◆ **Data provided**

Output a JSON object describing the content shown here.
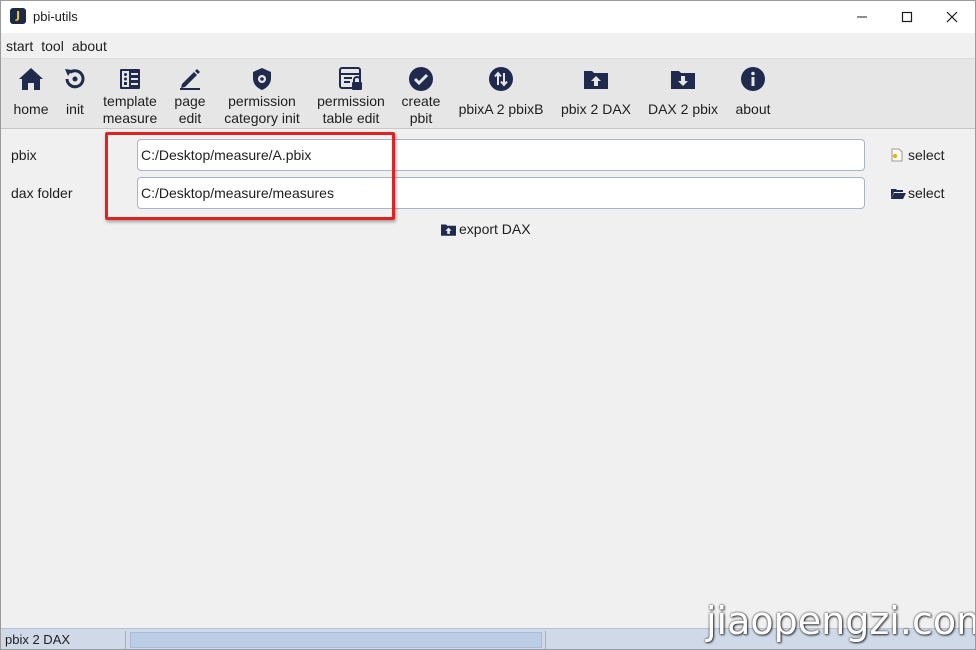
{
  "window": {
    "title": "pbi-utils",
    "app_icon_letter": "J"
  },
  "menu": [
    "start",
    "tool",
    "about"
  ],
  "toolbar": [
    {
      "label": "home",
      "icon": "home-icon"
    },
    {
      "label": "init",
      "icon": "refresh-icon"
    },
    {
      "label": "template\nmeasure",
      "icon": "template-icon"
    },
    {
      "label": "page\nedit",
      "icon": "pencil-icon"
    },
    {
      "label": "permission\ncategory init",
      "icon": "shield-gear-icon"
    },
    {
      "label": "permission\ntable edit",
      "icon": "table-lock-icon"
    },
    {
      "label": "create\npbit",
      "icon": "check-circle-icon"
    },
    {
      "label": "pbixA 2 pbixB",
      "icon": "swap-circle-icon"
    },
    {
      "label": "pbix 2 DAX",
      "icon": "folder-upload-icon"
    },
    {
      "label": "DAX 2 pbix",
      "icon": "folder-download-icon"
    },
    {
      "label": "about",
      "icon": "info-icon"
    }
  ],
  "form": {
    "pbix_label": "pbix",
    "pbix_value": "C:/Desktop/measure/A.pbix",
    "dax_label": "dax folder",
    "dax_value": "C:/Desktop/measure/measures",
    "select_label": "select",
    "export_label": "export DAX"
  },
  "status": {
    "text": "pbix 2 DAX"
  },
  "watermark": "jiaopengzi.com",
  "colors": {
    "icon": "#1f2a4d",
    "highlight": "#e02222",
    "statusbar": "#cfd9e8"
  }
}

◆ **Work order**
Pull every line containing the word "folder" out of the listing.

◆ **Written answer**
      "icon": "folder-upload-icon"
      "icon": "folder-download-icon"
    "dax_label": "dax folder",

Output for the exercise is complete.